ACTIVITY
Scan the data beneath this task and copy each line that includes "accent".

Data items
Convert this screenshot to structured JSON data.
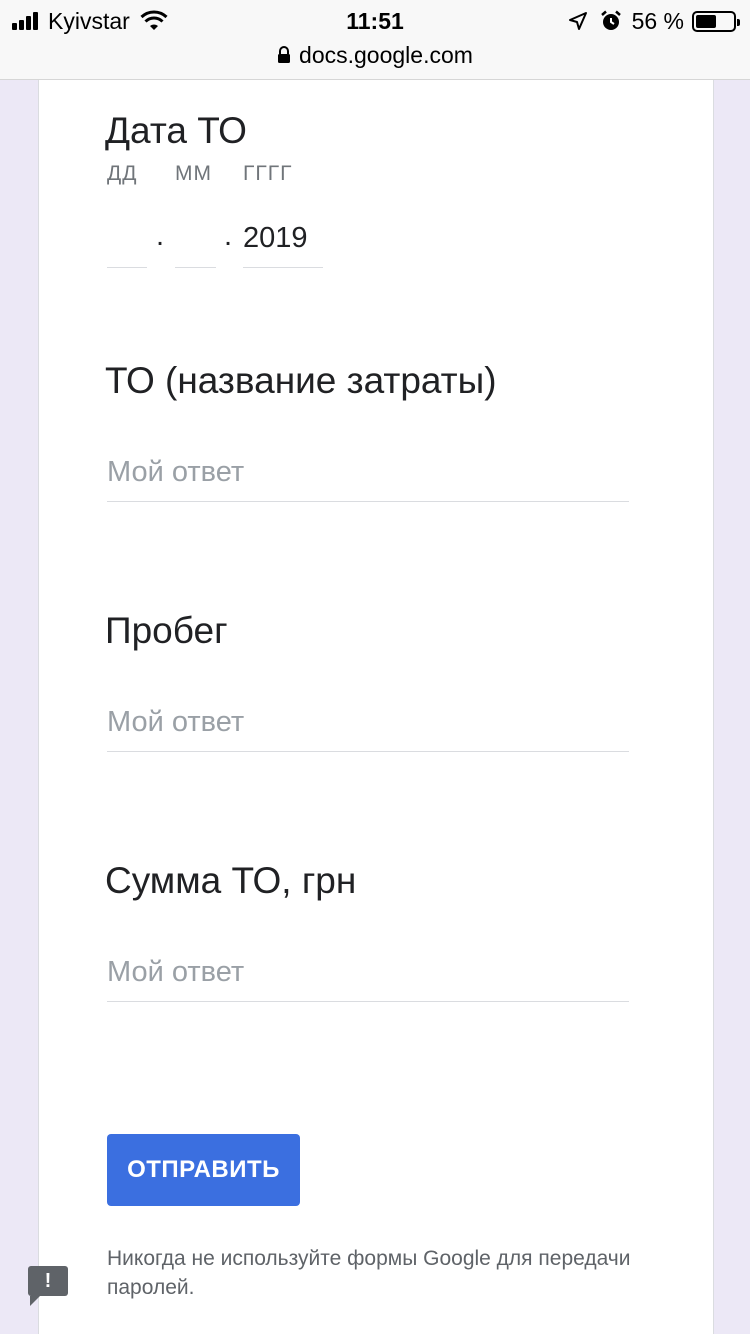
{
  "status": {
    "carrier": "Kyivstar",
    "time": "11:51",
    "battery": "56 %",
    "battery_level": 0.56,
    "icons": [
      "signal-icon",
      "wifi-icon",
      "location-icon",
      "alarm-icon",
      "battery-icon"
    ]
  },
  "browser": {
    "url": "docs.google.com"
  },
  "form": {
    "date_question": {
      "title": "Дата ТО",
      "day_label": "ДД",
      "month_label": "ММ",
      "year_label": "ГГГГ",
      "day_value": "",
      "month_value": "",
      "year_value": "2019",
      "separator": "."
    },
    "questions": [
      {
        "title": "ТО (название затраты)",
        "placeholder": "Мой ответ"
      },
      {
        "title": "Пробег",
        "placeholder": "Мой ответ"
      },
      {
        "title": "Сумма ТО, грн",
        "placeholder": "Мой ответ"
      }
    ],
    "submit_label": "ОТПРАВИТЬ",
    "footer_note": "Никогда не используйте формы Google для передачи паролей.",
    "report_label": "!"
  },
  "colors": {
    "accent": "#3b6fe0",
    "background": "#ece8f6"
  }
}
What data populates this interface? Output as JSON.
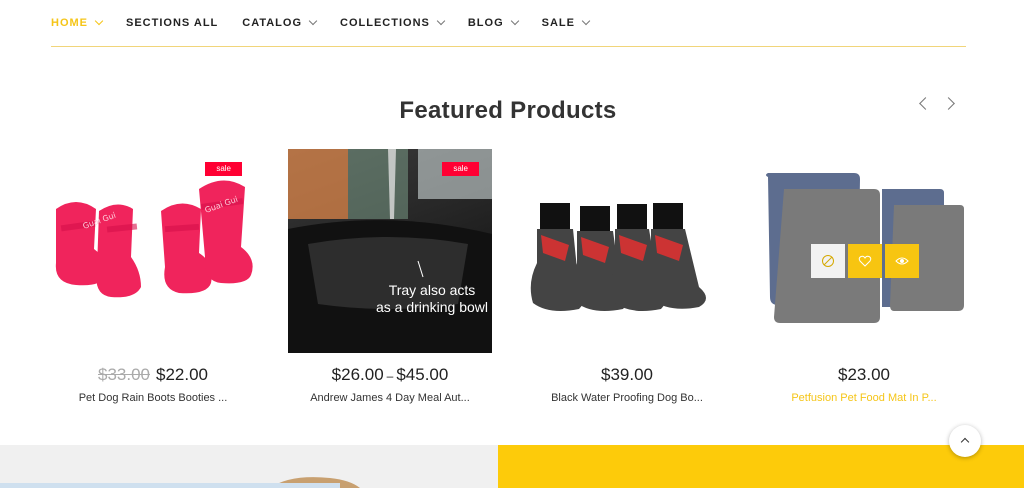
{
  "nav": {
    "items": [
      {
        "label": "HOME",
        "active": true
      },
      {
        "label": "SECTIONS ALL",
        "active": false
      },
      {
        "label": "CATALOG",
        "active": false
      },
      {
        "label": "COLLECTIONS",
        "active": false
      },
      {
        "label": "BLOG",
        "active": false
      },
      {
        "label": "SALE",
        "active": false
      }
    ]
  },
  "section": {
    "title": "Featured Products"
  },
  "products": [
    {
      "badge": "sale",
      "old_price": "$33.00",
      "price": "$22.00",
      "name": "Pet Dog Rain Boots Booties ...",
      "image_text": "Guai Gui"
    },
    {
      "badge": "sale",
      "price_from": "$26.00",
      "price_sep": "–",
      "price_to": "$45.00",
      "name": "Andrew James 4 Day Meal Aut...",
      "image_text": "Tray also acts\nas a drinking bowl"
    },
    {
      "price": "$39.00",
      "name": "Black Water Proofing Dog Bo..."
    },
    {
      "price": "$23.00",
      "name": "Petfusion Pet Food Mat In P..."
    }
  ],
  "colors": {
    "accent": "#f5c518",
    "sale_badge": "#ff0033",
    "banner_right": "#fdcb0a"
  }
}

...

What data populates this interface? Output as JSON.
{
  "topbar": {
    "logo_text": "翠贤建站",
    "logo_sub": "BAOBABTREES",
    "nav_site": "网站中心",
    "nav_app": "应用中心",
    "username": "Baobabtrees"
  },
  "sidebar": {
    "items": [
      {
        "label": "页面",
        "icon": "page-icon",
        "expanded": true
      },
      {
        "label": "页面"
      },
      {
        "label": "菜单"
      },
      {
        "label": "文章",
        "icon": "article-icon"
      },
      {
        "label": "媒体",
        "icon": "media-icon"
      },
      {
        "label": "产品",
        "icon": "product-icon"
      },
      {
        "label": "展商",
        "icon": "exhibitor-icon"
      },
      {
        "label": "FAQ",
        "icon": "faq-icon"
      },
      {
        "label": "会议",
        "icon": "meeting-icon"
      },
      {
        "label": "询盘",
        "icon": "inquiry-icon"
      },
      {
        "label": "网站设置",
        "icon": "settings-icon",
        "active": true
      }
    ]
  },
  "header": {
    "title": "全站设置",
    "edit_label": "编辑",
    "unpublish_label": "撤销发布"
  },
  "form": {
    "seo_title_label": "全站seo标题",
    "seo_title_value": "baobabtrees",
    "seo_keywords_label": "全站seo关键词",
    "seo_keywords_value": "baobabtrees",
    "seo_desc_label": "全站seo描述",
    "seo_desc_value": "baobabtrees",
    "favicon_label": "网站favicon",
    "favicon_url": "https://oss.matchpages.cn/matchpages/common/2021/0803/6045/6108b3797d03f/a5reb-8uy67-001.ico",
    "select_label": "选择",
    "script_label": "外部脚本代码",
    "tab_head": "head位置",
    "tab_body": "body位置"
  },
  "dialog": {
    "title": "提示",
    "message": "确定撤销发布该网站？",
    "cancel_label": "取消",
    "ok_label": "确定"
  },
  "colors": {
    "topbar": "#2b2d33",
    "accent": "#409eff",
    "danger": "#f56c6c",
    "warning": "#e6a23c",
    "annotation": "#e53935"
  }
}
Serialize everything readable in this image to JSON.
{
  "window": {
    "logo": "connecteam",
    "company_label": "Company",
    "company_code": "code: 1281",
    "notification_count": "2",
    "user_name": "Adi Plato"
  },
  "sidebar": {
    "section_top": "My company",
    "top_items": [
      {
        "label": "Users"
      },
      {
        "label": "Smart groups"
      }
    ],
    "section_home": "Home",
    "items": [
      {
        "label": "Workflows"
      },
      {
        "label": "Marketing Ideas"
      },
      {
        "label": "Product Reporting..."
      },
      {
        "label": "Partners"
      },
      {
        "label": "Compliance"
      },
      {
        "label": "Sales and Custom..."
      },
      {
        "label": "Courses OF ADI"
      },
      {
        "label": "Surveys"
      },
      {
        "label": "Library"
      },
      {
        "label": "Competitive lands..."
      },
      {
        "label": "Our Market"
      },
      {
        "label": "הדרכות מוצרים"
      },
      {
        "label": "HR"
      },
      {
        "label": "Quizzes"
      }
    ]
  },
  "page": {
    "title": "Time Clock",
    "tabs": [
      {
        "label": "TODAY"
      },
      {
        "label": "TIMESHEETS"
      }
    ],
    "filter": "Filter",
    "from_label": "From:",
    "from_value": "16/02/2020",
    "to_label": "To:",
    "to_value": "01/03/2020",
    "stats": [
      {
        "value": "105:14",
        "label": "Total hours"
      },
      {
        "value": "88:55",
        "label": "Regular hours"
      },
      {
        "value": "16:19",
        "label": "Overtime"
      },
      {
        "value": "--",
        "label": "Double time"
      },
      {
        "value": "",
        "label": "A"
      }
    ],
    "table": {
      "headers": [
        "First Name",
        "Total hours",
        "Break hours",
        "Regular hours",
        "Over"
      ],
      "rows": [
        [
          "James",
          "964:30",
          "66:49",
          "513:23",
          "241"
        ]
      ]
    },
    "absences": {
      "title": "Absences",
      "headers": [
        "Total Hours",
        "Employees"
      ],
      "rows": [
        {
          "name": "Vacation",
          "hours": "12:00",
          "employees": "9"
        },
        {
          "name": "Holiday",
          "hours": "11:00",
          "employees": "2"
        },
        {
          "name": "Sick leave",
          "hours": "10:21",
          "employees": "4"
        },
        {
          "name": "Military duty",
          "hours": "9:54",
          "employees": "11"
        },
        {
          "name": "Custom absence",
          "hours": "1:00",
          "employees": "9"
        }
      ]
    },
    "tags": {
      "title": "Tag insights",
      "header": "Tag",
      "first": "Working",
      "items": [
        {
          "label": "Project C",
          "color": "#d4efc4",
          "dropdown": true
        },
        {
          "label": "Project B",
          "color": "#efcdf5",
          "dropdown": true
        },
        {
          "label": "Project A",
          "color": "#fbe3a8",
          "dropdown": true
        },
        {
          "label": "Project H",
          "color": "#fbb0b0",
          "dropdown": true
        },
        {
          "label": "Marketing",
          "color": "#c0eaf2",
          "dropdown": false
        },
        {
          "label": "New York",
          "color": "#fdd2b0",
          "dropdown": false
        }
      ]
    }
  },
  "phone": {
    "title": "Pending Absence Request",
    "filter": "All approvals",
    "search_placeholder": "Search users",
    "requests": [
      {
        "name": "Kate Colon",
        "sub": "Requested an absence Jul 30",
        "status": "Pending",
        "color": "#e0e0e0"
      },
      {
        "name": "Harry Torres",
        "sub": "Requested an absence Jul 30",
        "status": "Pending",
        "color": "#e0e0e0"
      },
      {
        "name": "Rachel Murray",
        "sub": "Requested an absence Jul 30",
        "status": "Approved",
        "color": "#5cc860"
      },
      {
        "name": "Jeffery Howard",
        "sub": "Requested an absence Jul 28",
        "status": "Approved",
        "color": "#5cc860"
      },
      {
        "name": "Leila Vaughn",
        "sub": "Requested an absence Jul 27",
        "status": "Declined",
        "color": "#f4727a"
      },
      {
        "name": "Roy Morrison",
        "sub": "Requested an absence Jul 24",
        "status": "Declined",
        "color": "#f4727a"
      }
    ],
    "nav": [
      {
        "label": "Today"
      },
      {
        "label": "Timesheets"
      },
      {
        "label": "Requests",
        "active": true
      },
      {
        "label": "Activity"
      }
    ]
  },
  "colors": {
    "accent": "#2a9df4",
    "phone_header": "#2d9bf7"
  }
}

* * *

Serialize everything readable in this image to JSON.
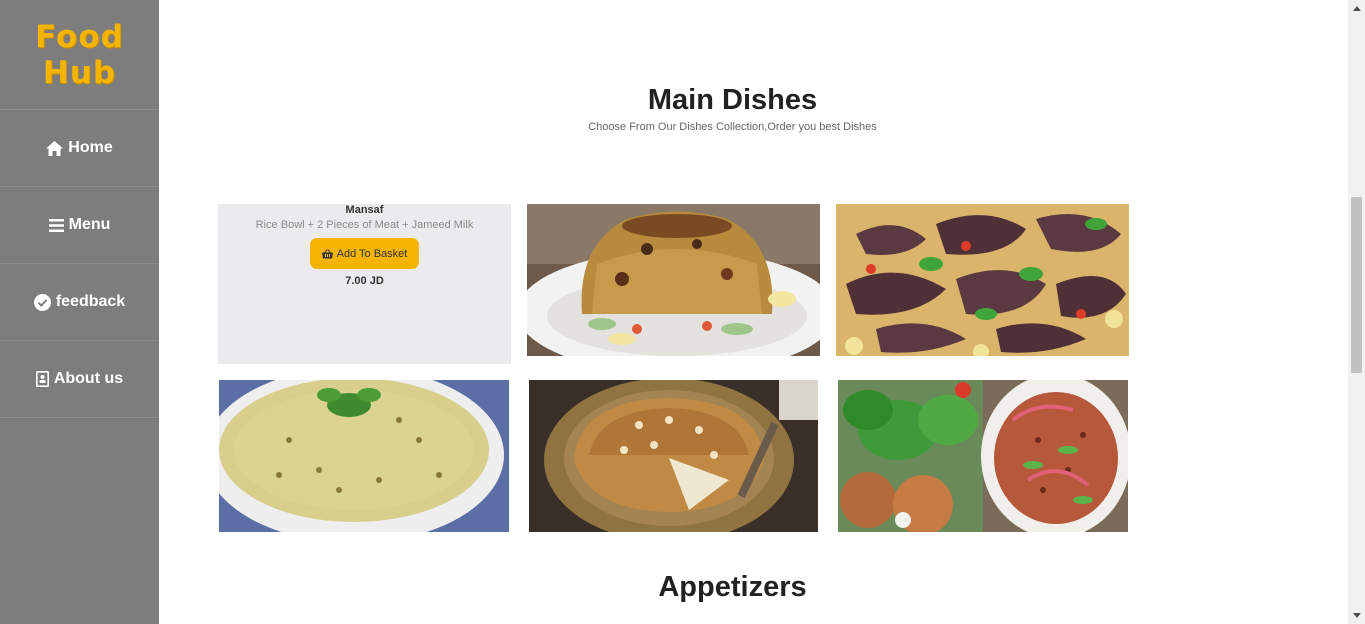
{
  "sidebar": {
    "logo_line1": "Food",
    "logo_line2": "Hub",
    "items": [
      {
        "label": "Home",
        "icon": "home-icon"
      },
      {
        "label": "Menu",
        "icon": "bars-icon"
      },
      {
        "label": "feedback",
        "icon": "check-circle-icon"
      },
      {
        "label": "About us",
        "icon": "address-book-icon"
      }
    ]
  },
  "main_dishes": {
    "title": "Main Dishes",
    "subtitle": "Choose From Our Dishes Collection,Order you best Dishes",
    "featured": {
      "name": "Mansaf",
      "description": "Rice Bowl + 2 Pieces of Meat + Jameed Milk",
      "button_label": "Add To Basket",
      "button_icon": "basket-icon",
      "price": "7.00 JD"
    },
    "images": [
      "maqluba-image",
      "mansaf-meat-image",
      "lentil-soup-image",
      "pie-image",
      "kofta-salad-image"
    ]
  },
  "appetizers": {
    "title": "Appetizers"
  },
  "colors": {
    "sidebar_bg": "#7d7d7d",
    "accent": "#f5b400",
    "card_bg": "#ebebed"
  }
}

SOLUTION TO THIS EXERCISE
    "accent": "#3b6fe0",
    "accent": "#f5c518",
    "accent": "#409eff",
    "accent": "#2a9df4",
    "accent": "#f5b400",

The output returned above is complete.